[Opening Supplied records section]

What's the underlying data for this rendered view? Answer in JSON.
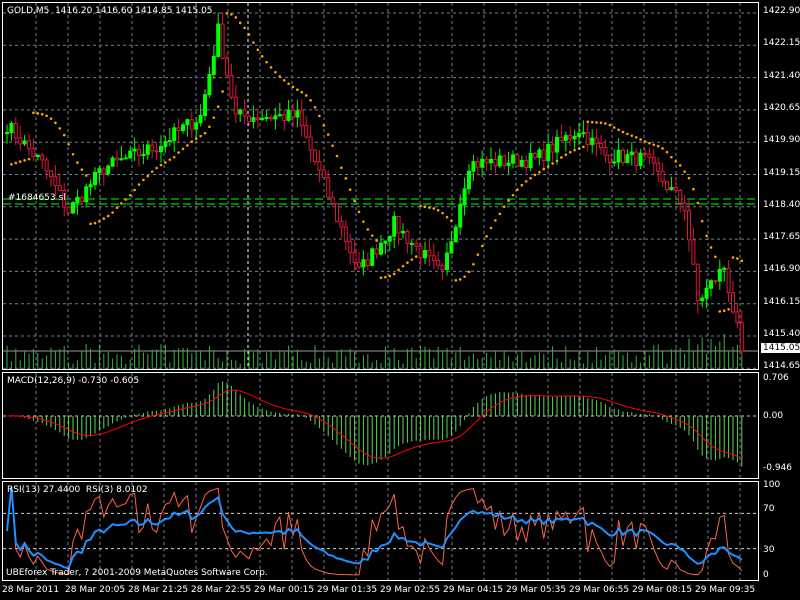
{
  "main": {
    "symbol_label": "GOLD,M5  1416.20 1416.60 1414.85 1415.05",
    "order_label": "#1684653 sl",
    "current_price": "1415.05",
    "price_ticks": [
      "1422.90",
      "1422.15",
      "1421.40",
      "1420.65",
      "1419.90",
      "1419.15",
      "1418.40",
      "1417.65",
      "1416.90",
      "1416.15",
      "1415.40",
      "1414.65"
    ],
    "price_path": [
      [
        0,
        1420.3
      ],
      [
        8,
        1419.4
      ],
      [
        14,
        1418.3
      ],
      [
        22,
        1419.3
      ],
      [
        34,
        1419.8
      ],
      [
        44,
        1420.5
      ],
      [
        48,
        1422.5
      ],
      [
        52,
        1420.5
      ],
      [
        66,
        1420.5
      ],
      [
        74,
        1418.4
      ],
      [
        80,
        1416.9
      ],
      [
        88,
        1418.0
      ],
      [
        99,
        1416.8
      ],
      [
        105,
        1419.4
      ],
      [
        120,
        1419.5
      ],
      [
        130,
        1420.2
      ],
      [
        136,
        1419.6
      ],
      [
        145,
        1419.5
      ],
      [
        154,
        1418.4
      ],
      [
        157,
        1416.2
      ],
      [
        163,
        1417.0
      ],
      [
        167,
        1415.05
      ]
    ],
    "colors": {
      "up": "#00ff00",
      "down": "#dc143c",
      "sar": "#ffa500",
      "grid": "#708090",
      "signal": "#ff0000",
      "rsi_fast": "#ff6347",
      "rsi_slow": "#1e90ff"
    }
  },
  "macd": {
    "label": "MACD(12,26,9) -0.730 -0.605",
    "ticks": [
      "0.706",
      "0.00",
      "-0.946"
    ]
  },
  "rsi": {
    "label": "RSI(13) 27.4400  RSI(3) 8.0102",
    "ticks": [
      "100",
      "70",
      "30",
      "0"
    ],
    "copyright": "UBEforex Trader, ? 2001-2009 MetaQuotes Software Corp."
  },
  "time_labels": [
    "28 Mar 2011",
    "28 Mar 20:05",
    "28 Mar 21:25",
    "28 Mar 22:55",
    "29 Mar 00:15",
    "29 Mar 01:35",
    "29 Mar 02:55",
    "29 Mar 04:15",
    "29 Mar 05:35",
    "29 Mar 06:55",
    "29 Mar 08:15",
    "29 Mar 09:35"
  ]
}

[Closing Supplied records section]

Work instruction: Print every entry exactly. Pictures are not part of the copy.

Output of the exercise:
What's the underlying data for this rendered view? Answer in JSON.
{
  "main": {
    "symbol_label": "GOLD,M5  1416.20 1416.60 1414.85 1415.05",
    "order_label": "#1684653 sl",
    "current_price": "1415.05",
    "price_ticks": [
      "1422.90",
      "1422.15",
      "1421.40",
      "1420.65",
      "1419.90",
      "1419.15",
      "1418.40",
      "1417.65",
      "1416.90",
      "1416.15",
      "1415.40",
      "1414.65"
    ],
    "price_path": [
      [
        0,
        1420.3
      ],
      [
        8,
        1419.4
      ],
      [
        14,
        1418.3
      ],
      [
        22,
        1419.3
      ],
      [
        34,
        1419.8
      ],
      [
        44,
        1420.5
      ],
      [
        48,
        1422.5
      ],
      [
        52,
        1420.5
      ],
      [
        66,
        1420.5
      ],
      [
        74,
        1418.4
      ],
      [
        80,
        1416.9
      ],
      [
        88,
        1418.0
      ],
      [
        99,
        1416.8
      ],
      [
        105,
        1419.4
      ],
      [
        120,
        1419.5
      ],
      [
        130,
        1420.2
      ],
      [
        136,
        1419.6
      ],
      [
        145,
        1419.5
      ],
      [
        154,
        1418.4
      ],
      [
        157,
        1416.2
      ],
      [
        163,
        1417.0
      ],
      [
        167,
        1415.05
      ]
    ],
    "colors": {
      "up": "#00ff00",
      "down": "#dc143c",
      "sar": "#ffa500",
      "grid": "#708090",
      "signal": "#ff0000",
      "rsi_fast": "#ff6347",
      "rsi_slow": "#1e90ff"
    }
  },
  "macd": {
    "label": "MACD(12,26,9) -0.730 -0.605",
    "ticks": [
      "0.706",
      "0.00",
      "-0.946"
    ]
  },
  "rsi": {
    "label": "RSI(13) 27.4400  RSI(3) 8.0102",
    "ticks": [
      "100",
      "70",
      "30",
      "0"
    ],
    "copyright": "UBEforex Trader, ? 2001-2009 MetaQuotes Software Corp."
  },
  "time_labels": [
    "28 Mar 2011",
    "28 Mar 20:05",
    "28 Mar 21:25",
    "28 Mar 22:55",
    "29 Mar 00:15",
    "29 Mar 01:35",
    "29 Mar 02:55",
    "29 Mar 04:15",
    "29 Mar 05:35",
    "29 Mar 06:55",
    "29 Mar 08:15",
    "29 Mar 09:35"
  ]
}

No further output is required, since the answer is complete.